*** PROVIDED RECORDS ***

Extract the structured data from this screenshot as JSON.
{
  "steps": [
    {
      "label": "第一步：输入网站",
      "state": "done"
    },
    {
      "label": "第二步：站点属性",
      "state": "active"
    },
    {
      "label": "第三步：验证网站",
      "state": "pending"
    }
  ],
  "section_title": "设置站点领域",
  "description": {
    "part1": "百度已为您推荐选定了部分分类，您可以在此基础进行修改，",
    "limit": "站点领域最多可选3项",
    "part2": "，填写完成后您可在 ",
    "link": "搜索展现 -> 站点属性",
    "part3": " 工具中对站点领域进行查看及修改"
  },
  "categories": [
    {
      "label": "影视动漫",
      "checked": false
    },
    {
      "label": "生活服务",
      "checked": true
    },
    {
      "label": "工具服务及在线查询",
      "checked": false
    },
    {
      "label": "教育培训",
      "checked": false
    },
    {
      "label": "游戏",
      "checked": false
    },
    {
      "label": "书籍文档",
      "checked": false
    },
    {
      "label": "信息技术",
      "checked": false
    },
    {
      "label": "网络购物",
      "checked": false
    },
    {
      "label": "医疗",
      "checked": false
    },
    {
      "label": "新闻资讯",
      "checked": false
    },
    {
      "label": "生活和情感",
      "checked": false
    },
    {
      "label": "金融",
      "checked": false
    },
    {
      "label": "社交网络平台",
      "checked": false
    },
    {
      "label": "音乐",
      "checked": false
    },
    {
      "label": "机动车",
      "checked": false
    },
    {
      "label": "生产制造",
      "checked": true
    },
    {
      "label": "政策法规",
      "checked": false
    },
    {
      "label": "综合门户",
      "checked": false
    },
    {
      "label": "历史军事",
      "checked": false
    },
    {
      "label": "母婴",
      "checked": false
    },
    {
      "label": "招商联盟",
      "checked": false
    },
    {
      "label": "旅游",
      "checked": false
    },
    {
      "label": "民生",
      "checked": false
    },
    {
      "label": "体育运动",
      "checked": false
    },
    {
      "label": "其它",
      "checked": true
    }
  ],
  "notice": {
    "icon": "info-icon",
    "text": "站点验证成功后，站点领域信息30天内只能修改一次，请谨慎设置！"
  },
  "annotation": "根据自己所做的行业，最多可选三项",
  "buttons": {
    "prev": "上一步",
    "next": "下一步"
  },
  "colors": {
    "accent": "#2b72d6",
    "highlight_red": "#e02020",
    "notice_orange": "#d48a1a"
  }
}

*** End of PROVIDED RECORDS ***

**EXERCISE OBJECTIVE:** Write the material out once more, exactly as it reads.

**ANSWER TO THIS EXERCISE:**
Extract the structured data from this screenshot as JSON.
{
  "steps": [
    {
      "label": "第一步：输入网站",
      "state": "done"
    },
    {
      "label": "第二步：站点属性",
      "state": "active"
    },
    {
      "label": "第三步：验证网站",
      "state": "pending"
    }
  ],
  "section_title": "设置站点领域",
  "description": {
    "part1": "百度已为您推荐选定了部分分类，您可以在此基础进行修改，",
    "limit": "站点领域最多可选3项",
    "part2": "，填写完成后您可在 ",
    "link": "搜索展现 -> 站点属性",
    "part3": " 工具中对站点领域进行查看及修改"
  },
  "categories": [
    {
      "label": "影视动漫",
      "checked": false
    },
    {
      "label": "生活服务",
      "checked": true
    },
    {
      "label": "工具服务及在线查询",
      "checked": false
    },
    {
      "label": "教育培训",
      "checked": false
    },
    {
      "label": "游戏",
      "checked": false
    },
    {
      "label": "书籍文档",
      "checked": false
    },
    {
      "label": "信息技术",
      "checked": false
    },
    {
      "label": "网络购物",
      "checked": false
    },
    {
      "label": "医疗",
      "checked": false
    },
    {
      "label": "新闻资讯",
      "checked": false
    },
    {
      "label": "生活和情感",
      "checked": false
    },
    {
      "label": "金融",
      "checked": false
    },
    {
      "label": "社交网络平台",
      "checked": false
    },
    {
      "label": "音乐",
      "checked": false
    },
    {
      "label": "机动车",
      "checked": false
    },
    {
      "label": "生产制造",
      "checked": true
    },
    {
      "label": "政策法规",
      "checked": false
    },
    {
      "label": "综合门户",
      "checked": false
    },
    {
      "label": "历史军事",
      "checked": false
    },
    {
      "label": "母婴",
      "checked": false
    },
    {
      "label": "招商联盟",
      "checked": false
    },
    {
      "label": "旅游",
      "checked": false
    },
    {
      "label": "民生",
      "checked": false
    },
    {
      "label": "体育运动",
      "checked": false
    },
    {
      "label": "其它",
      "checked": true
    }
  ],
  "notice": {
    "icon": "info-icon",
    "text": "站点验证成功后，站点领域信息30天内只能修改一次，请谨慎设置！"
  },
  "annotation": "根据自己所做的行业，最多可选三项",
  "buttons": {
    "prev": "上一步",
    "next": "下一步"
  },
  "colors": {
    "accent": "#2b72d6",
    "highlight_red": "#e02020",
    "notice_orange": "#d48a1a"
  }
}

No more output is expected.